DATA FOR PROCESSING >>

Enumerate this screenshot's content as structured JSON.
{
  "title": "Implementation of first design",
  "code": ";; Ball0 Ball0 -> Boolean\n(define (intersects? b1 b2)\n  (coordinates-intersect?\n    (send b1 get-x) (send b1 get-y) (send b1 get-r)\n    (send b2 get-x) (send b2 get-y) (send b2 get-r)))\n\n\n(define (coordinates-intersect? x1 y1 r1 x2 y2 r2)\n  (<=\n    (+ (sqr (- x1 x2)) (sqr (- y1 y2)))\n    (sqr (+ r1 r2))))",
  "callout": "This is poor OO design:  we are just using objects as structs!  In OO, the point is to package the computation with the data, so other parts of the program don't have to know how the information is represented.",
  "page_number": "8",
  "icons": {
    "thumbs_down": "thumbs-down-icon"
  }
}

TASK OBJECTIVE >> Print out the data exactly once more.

YOUR SOLUTION >>
Enumerate this screenshot's content as structured JSON.
{
  "title": "Implementation of first design",
  "code": ";; Ball0 Ball0 -> Boolean\n(define (intersects? b1 b2)\n  (coordinates-intersect?\n    (send b1 get-x) (send b1 get-y) (send b1 get-r)\n    (send b2 get-x) (send b2 get-y) (send b2 get-r)))\n\n\n(define (coordinates-intersect? x1 y1 r1 x2 y2 r2)\n  (<=\n    (+ (sqr (- x1 x2)) (sqr (- y1 y2)))\n    (sqr (+ r1 r2))))",
  "callout": "This is poor OO design:  we are just using objects as structs!  In OO, the point is to package the computation with the data, so other parts of the program don't have to know how the information is represented.",
  "page_number": "8",
  "icons": {
    "thumbs_down": "thumbs-down-icon"
  }
}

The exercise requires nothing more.